By Irish America Staff
December 17, 2015
Two hundred and forty five years after it was founded, the Philadelphia chapter of the Friendly Sons of St. Patrick will induct it’s first female member, Irish Ambassador to the U.S. Anne Anderson. Anderson will become the chapter’s first female member, an honorary role, at a St. Patrick’s Day dinner next year, where she will also be the guest speaker.
“I am delighted by this decision, especially as we approach the centenary celebration in 2016,” Anderson said.
“It is a great moment to embrace and celebrate a more open and inclusive Ireland and Irish America.”
Since assuming the ambassador role in 2013, Anderson has been a strong advocate for overturning all-male Irish societies long-standing exclusion of female members.
The decision to change admission policy was spearheaded by the society’s president, Joseph Heenan, who was elected in June and made the issue one of his top priorities. Calling the decision “long, long overdue,” Heenan said that 90 percent of the chapter’s 650 active members voted in favor of the measure.
“The decision came from a sense of fairness. I think it was a sense of imbalance and and that it needed to be on fair footings for all of us,” Heenan told our partner publication IrishCentral.
“Whether we’re male or female, you have your Irish heritage and you should be participating in it.
“I strongly see the value in having the accomplishments of many, many females that will only enhance our organization. I want the Philadelphia branch to be around for another 245 years and I think we have good footings with the addition of female members.
“I hope we set an example [to other branches] and I hope they look at the progress over time and follow suit. It took us 245 years and hopefully it won’t take others as long.”
For the time being, the change only affects the Philadelphia branch, the founding branch of the Friendly Sons. Each branch is operated independently with no central offices or rules, with chapters able to establish their own rules.
The men’s-only society began allowing women to attend their events as guests 20 years ago, but those rules, too, vary branch to branch.

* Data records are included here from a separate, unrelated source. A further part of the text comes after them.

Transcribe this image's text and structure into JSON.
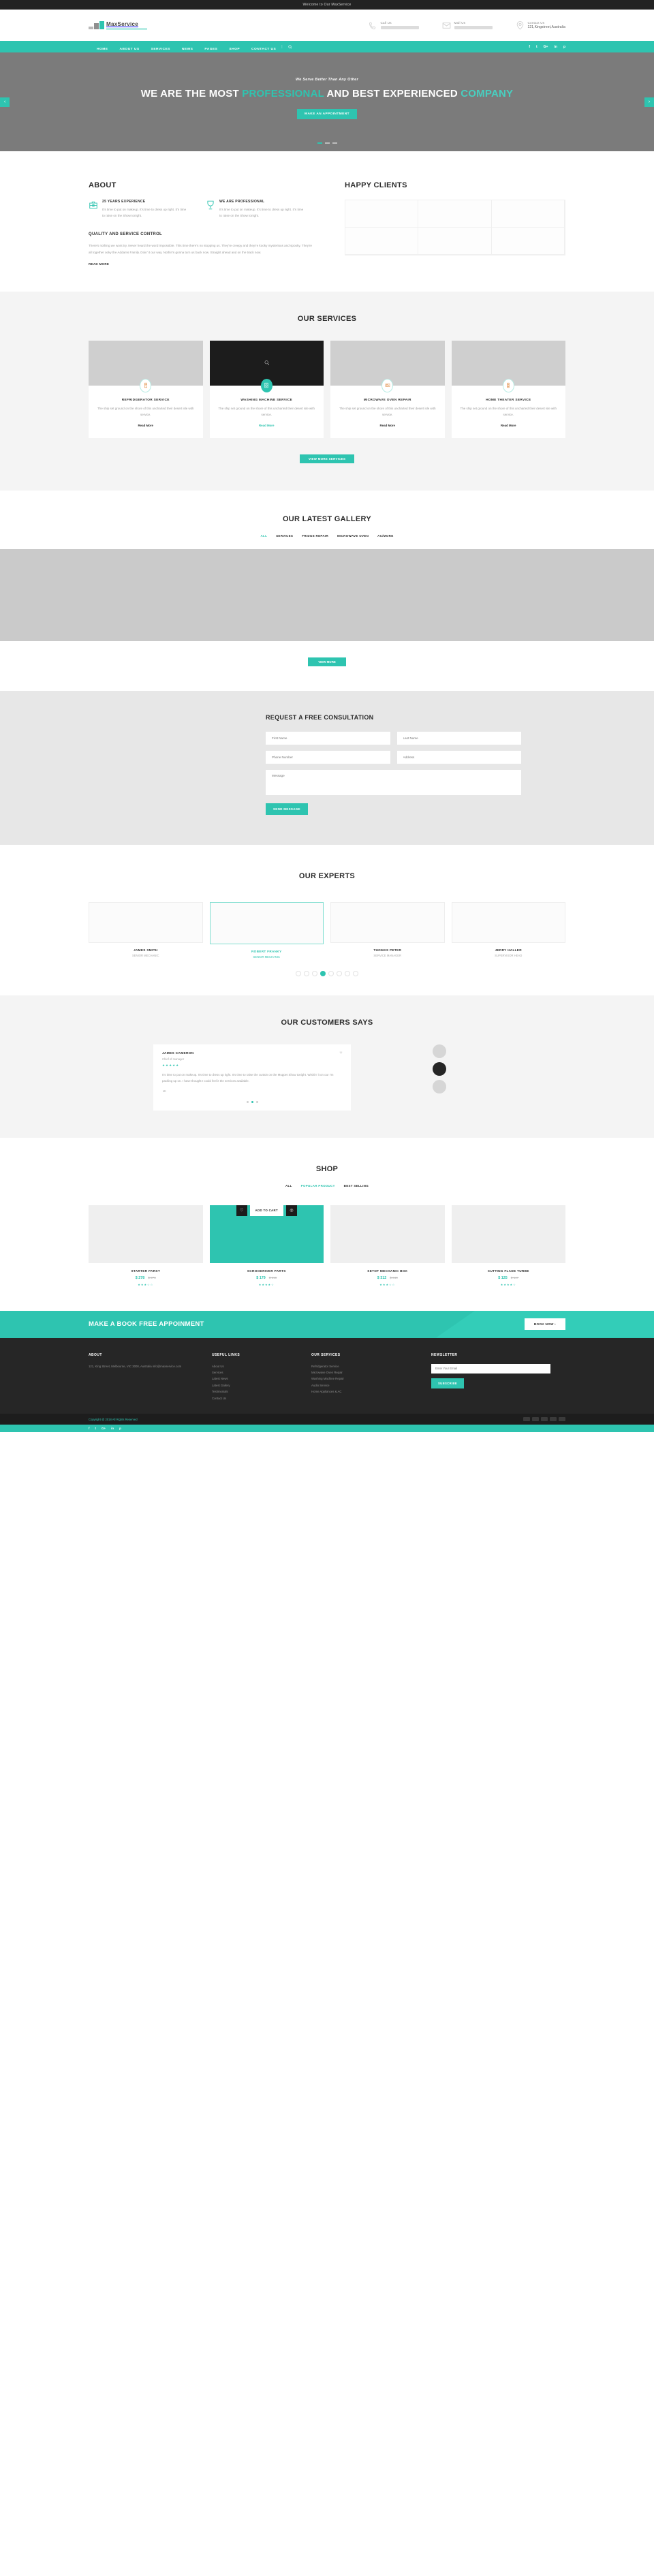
{
  "topbar": {
    "welcome": "Welcome to Our MaxService"
  },
  "header": {
    "logo_text": "MaxService",
    "contacts": [
      {
        "icon": "phone-icon",
        "label": "Call Us",
        "value": "",
        "redacted": true
      },
      {
        "icon": "mail-icon",
        "label": "Mail Us",
        "value": "",
        "redacted": true
      },
      {
        "icon": "location-icon",
        "label": "Contact Us",
        "value": "121,Kingstreet,Australia",
        "redacted": false
      }
    ]
  },
  "nav": {
    "items": [
      "HOME",
      "ABOUT US",
      "SERVICES",
      "NEWS",
      "PAGES",
      "SHOP",
      "CONTACT US"
    ],
    "search_icon": "search-icon",
    "socials": [
      "f",
      "t",
      "G+",
      "in",
      "p"
    ]
  },
  "hero": {
    "subtitle": "We Serve Better Than Any Other",
    "title_a": "WE ARE THE MOST ",
    "title_accent_a": "PROFESSIONAL",
    "title_b": " AND BEST EXPERIENCED ",
    "title_accent_b": "COMPANY",
    "cta": "MAKE AN APPOINTMENT",
    "prev": "‹",
    "next": "›"
  },
  "about": {
    "heading": "ABOUT",
    "features": [
      {
        "icon": "toolbox-icon",
        "title": "25 YEARS EXPERIENCE",
        "text": "It's time to put on makeup. It's time to dress up right. It's time to raise on the Show tonight."
      },
      {
        "icon": "trophy-icon",
        "title": "WE ARE PROFESSIONAL",
        "text": "It's time to put on makeup. It's time to dress up right. It's time to raise on the Show tonight."
      }
    ],
    "sub_heading": "QUALITY AND SERVICE CONTROL",
    "body": "There's nothing we wont try. Never heard the word impossible. This time there's no stopping us. They're creepy and they're kooky mysterious and spooky. They're all together ooky the Addams Family. Doin' it our way. Nothin's gonna turn us back now. Straight ahead and on the track now.",
    "read_more": "READ MORE",
    "clients_heading": "HAPPY CLIENTS"
  },
  "services": {
    "heading": "OUR SERVICES",
    "items": [
      {
        "icon": "refrigerator-icon",
        "title": "REFRIDGERATOR SERVICE",
        "text": "The ship set ground on the shore of this uncharted their desert isle with service.",
        "link": "Read More",
        "active": false
      },
      {
        "icon": "washing-machine-icon",
        "title": "WASHING MACHINE SERVICE",
        "text": "The ship set ground on the shore of this uncharted their desert isle with service.",
        "link": "Read More",
        "active": true
      },
      {
        "icon": "microwave-icon",
        "title": "MICROWAVE OVEN REPAIR",
        "text": "The ship set ground on the shore of this uncharted their desert isle with service.",
        "link": "Read More",
        "active": false
      },
      {
        "icon": "home-theater-icon",
        "title": "HOME THEATER SERVICE",
        "text": "The ship set ground on the shore of this uncharted their desert isle with service.",
        "link": "Read More",
        "active": false
      }
    ],
    "view_all": "VIEW MORE SERVICES"
  },
  "gallery": {
    "heading": "OUR LATEST GALLERY",
    "filters": [
      "ALL",
      "SERVICES",
      "FRIDGE REPAIR",
      "MICROWAVE OVEN",
      "AC/MORE"
    ],
    "active_filter": "ALL",
    "button": "VIEW MORE"
  },
  "consult": {
    "heading": "REQUEST A FREE CONSULTATION",
    "first_name": "First Name",
    "last_name": "Last Name",
    "phone": "Phone Number",
    "address": "Address",
    "message": "Message",
    "send": "SEND MESSAGE"
  },
  "experts": {
    "heading": "OUR EXPERTS",
    "members": [
      {
        "name": "JAMES SMITH",
        "role": "SENIOR MECHANIC",
        "selected": false
      },
      {
        "name": "ROBERT FRANKY",
        "role": "SENIOR MECHANIC",
        "selected": true
      },
      {
        "name": "THOMAS PETER",
        "role": "SERVICE MANAGER",
        "selected": false
      },
      {
        "name": "JERRY HALLER",
        "role": "SUPERVISOR HEAD",
        "selected": false
      }
    ],
    "dots": 8,
    "active_dot": 4
  },
  "testimonials": {
    "heading": "OUR CUSTOMERS SAYS",
    "name": "JAMES CAMERON",
    "role": "Chief of manager",
    "stars": "★★★★★",
    "quote": "It's time to put on makeup. It's time to dress up right. It's time to raise the curtain on the Muppet Show tonight. Wishin' it on our I'm packing up on. I have thought I could feel it the services available.",
    "signature": "✒",
    "quote_mark": "❞",
    "dots": 3,
    "active_dot": 2
  },
  "shop": {
    "heading": "SHOP",
    "filters": [
      "ALL",
      "POPULAR PRODUCT",
      "BEST SELLING"
    ],
    "active_filter": "POPULAR PRODUCT",
    "products": [
      {
        "title": "STARTER PARST",
        "price": "$ 278",
        "old_price": "$ 278",
        "stars": "★★★☆☆",
        "hot": false
      },
      {
        "title": "SCROODRIVER PARTS",
        "price": "$ 179",
        "old_price": "$ 219",
        "stars": "★★★★☆",
        "hot": true,
        "cart": "ADD TO CART",
        "wish_icon": "heart-icon",
        "compare_icon": "compare-icon"
      },
      {
        "title": "SETOF MECHANIC BOX",
        "price": "$ 312",
        "old_price": "$ 340",
        "stars": "★★★☆☆",
        "hot": false
      },
      {
        "title": "CUTTING FLADE TURBE",
        "price": "$ 125",
        "old_price": "$ 147",
        "stars": "★★★★☆",
        "hot": false
      }
    ]
  },
  "cta": {
    "title": "MAKE A BOOK FREE APPOINMENT",
    "button": "BOOK NOW  ›"
  },
  "footer": {
    "about": {
      "title": "ABOUT",
      "text": "121, King Street, Melbourne, VIC 3000, Australia info@maxservice.com"
    },
    "useful": {
      "title": "USEFUL LINKS",
      "links": [
        "About Us",
        "Services",
        "Latest News",
        "Latest Gallery",
        "Testimonials",
        "Contact Us"
      ]
    },
    "our_services": {
      "title": "OUR SERVICES",
      "links": [
        "Refridgerator Service",
        "Microwave Oven Repair",
        "Washing Machine Repair",
        "Audio Service",
        "Home Appliances & AC"
      ]
    },
    "newsletter": {
      "title": "NEWSLETTER",
      "placeholder": "Enter Your Email",
      "button": "SUBSCRIBE"
    },
    "copyright": "Copyright @ 2018 All Rights Reserved",
    "socials": [
      "f",
      "t",
      "G+",
      "in",
      "p"
    ]
  }
}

Several Friendly Sons and Daughters chapters have been established in recent years that have been more inclusive, but the move for the Philadelphia branch signals a greater shift within the leadership.
Founded in 1771, the Friendly Sons of St. Patrick in Philadelphia provided aid to Irish immigrants and welcomed both Catholic and Protestant male members. Several early members were prominent colonial leaders, politicians, and military personnel, including several signatories of the U.S. Declaration of Independence.
Despite the policy shift, the one thing that won’t be changing is the name, Heenan told the Irish Times.
“Let’s not get hung up on the name. It is our brand,” he said. ♦